Friday, August 18, 2006
Cloudy and humid
Managed 21 pages yesterday on the play, Julia’s Legacy. Wrote all of Scene 3, finishing Act I. It took an interesting and odd turn in there; once I’ve got the whole first draft, I have to look back and see if and how I want to pursue it.
Too much exterior noise – trucks grinding whatever they’re grinding, a variety of people working outside with their music tuned to different stations, trying to out-loud each other. I’m trying to enjoy the liveliness of it all, but I’m in that deep writing/overwrought/over sensitive to noise place and it’s driving me nuts (yeah, short drive). Unfortunately, I’m not in an ivory tower, I’m in a brick apartment building in the midst of a town, so I have to fucking deal.
Bought crates at Staples because I have too many stacks of paperwork, and I have to clear room for the Geek Squad guy, who’s coming to cure my computer today.
Congrats to Chaz, who finished the draft of his new play yesterday – may I be close behind you.
And dammit, Chaz, feeding my addiction!
Those of you who’ve “known” me for awhile know that I’m addicted to juvenile fiction, especially the mystery series, from the turn of the last century onwards. Beverly Gray, Nancy Drew, Trixie Belden, Penny Parker, Dana Girls, Ruth Fielding, Hardy Boys, Adventure Girls, Vicki Barr, Judy Bolton, Sue Barton, Cherry Ames . . .the list goes on and on. Even Marjorie Dean, although the sexism really sets my teeth on edge. As annoying as the racism and sexism are in these books, it gives a snapshot of the times in which they were published, and, if we’re going to write historical fiction (even if it’s not juvenile), reading these books can give a writer an awful lot of information – some of it not so pleasant. Beverly Gray is my special obsession – I think I’m missing only three books in the series. I know the rare one set at the World’s Fair is one of them. But I can’t remember the other two. Unfortunately, they’re all in storage right now. I picked up some by Enid Blyton just before everything went into storage, so I haven’t read them yet.
And one of Chaz’s pleasures is the series of the Chalet School books, by Elinor Brent-Dyer. There are 62 of them in the series. And he’s blogged about them a bit . . .and now I’m hunting them down. Because give me a series to collect, and off I go . . .

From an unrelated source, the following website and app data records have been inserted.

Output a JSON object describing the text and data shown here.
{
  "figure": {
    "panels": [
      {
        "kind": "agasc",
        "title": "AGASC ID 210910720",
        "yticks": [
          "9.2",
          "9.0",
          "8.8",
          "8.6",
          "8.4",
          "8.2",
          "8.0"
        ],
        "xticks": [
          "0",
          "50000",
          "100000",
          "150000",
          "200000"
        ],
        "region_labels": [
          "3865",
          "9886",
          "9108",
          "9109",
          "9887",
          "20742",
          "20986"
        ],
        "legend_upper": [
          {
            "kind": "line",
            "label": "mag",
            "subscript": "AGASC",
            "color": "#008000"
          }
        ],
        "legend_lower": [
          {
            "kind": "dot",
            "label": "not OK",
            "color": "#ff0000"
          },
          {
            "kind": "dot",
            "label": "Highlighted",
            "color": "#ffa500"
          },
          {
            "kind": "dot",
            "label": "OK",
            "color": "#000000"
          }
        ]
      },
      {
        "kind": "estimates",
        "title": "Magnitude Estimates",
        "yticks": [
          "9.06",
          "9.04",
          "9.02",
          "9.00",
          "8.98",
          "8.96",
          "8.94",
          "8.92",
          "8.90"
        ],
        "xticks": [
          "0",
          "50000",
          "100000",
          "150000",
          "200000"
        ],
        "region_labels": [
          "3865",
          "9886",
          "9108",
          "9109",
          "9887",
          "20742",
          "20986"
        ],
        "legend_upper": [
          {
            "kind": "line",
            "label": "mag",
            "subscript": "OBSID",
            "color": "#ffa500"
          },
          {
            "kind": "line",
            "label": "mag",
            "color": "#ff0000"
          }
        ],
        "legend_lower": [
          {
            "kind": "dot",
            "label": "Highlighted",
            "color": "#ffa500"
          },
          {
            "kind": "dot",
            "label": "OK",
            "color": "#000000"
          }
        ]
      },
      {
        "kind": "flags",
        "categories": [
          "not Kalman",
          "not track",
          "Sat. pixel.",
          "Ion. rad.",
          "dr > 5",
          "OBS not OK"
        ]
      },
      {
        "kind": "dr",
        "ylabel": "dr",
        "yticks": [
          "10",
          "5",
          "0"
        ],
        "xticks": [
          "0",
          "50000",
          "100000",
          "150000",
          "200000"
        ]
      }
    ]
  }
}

Of course, it’s not Chaz’s fault at all; it’s my choice. And I’m grateful that he’s shared his joy in the books with me.
I’ve got the deadline blues. I was very excited about all these articles when I pitched them; even more so when we went to contract. And now, I just don’t feel like it.
This is what separates the professionals from the wanna-bes. The professionals get it done no matter how they feel. Or even when their Muse has told them to stuff it and gone off to Tahiti . . .
Cleaned off my desk. Yes, I was procrastinating, but I also have to give my incoming Computer Guru room to work.
It looks so nice and unusual that I’m going to try and keep it that way, and work my way through everything that was on my desk and next to my desk and is now in crates.
Maybe I should take a crate or two Elsewhere.
Or maybe I should only take deadlined work.
Next week, I’m taking “Ris an Abrar” to Connecticut, because if I don’t get it together on that piece, I’ll blow my deadline.
Cooked chicken in a mustard-wine sauce last night. Haven’t yet decided if I’ll cook in Elsewhere, or just order in . . .
Finished the draft of one of the big articles. Will type it up tomorrow and do the revisions, so it can go off. Got an idea for a new tangent in the other big article, and sent off some quick emails to a couple of authors with questions – if they have the time and/or inclination to answer, I think it will give me just the interesting bit I need to make the article sparkle. And then, maybe, I won’t feel quite so stuck with it.
Didn’t do any work on the short articles, but they’re percolating. I may type up and edit what I have on them tomorrow, just to get their energy flowing again.
I feel I’ve written myself into a corner with Real. The latest plot twist packs a solid emotional punch, and Sam’s coming through with much more sensitivity and maturity than I could have ever hoped. But am I trying to cover too much in this one novel? Perhaps in the early draft, I should put in everything including the kitchen sink, the attic pipes, and the wet laundry in the basement. And cut them out later.
It’s a different process than my usual one, where the first draft is the skeleton, the second draft is overwritten, and the third draft is crafted with a machete.
But I’m always saying that one has to reinvent the wheel with each novel, so I might as well live it, right?
I do love writing when it’s dark, with just the crickets spreading the news . . .
Of to start the second act of Julia’s Legacy.